Mon 16 Aug 2010
Roughly 200 West Marin residents showed up Sunday evening in Toby’s Feed Barn to honor Duane Irving, who died of a heart attack July 19 at the age of 75.
A succession of residents related their memories of Duane for the crowd, and several remarked on his fondness for ice cream.
Duane’s parents had owned Halleck Creek Ranch in Nicasio where he spent much of his youth. A “Last Roundup” pamphlet, which was given out at the event, noted Duane “attended the little red school house in Nicasio [and was] a member of the last graduating class.”
Former Marin County Supervisor Gary Giacomini (left) lauded Duane’s vision in dedicating land on his ranch to the Halleck Creek Riding Club for people with disabilities. (Photo by Linda Petersen, West Marin Citizen)
At San Rafael High, Duane was an excellent football and especially baseball player, and after graduation joined the Marine Corps.
Following four years in the Marines, Duane broke horses for Bud Farley, whose ranch was later flooded by Nicasio Reservoir, and was game manager and cattle boss for Doc Ottenger, whose land would become part of the Point Reyes National Seashore.
At the request of the late Olema Valley rancher Boyd Stewart, Duane helped establish the Morgan Horse Farm within the National Seashore and subsequently worked in the park’s Roads and Trails Department.
Emcee Cindy Goldfield introduces her mother Joyce, Duane’s companion for many years, who paid an emotional tribute to Duane.
Many West Marin residents knew Duane best for his involvement in Halleck Creek Riding Club. For more than 30 years, he, Joyce Goldfield, and many volunteers helped people with disabilities gain self-confidence and enjoy rugged terrain on horseback.

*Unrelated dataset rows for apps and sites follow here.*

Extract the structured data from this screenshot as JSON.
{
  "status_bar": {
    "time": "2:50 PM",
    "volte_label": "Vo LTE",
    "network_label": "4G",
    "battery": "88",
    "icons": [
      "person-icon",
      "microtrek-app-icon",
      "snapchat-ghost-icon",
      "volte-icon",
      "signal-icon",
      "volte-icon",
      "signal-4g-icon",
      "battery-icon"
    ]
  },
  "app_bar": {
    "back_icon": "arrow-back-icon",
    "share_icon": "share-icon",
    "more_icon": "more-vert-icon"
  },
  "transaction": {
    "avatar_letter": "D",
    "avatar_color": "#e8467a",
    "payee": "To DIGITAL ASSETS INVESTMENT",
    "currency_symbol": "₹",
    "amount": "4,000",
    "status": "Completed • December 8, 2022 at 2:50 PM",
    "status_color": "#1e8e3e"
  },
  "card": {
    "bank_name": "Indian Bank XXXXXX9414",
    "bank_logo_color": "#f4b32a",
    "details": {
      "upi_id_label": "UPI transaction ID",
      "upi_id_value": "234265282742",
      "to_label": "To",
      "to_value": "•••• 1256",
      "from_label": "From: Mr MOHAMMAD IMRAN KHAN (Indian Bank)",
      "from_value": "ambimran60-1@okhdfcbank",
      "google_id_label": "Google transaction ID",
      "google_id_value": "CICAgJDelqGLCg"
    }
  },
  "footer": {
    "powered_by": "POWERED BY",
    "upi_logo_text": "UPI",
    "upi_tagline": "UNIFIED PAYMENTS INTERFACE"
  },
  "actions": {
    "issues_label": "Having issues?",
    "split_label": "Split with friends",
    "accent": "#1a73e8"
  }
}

Xerxes Whitney (left), who was born with cerebral palsy, said he lived on the same hill as Joyce when she started the Riding Club, and “I was one of her first recruits.” (Photo by Linda Petersen, West Marin Citizen)
Despite some difficulties with speech and the use of his legs, Xerxes has developed into a first-rate athlete and now teaches tennis, as well as writes poetry.
He and Duane had played basketball against each other and held nothing back, including “sharp elbows,” Xerxes said. “Duane didn’t care if you could talk or walk,” Xerxes added. He cared about the person.
Perhaps the most-poignant tribute to Duane was offered by a young woman with Down’s Syndrome. With unexpected eloquence, she described how much she valued Duane’s encouragement and support. Then speaking directly to Joyce, she said that Duane still sees her and loves her. By this point, I like many others in the Feed Barn had tears in my eyes.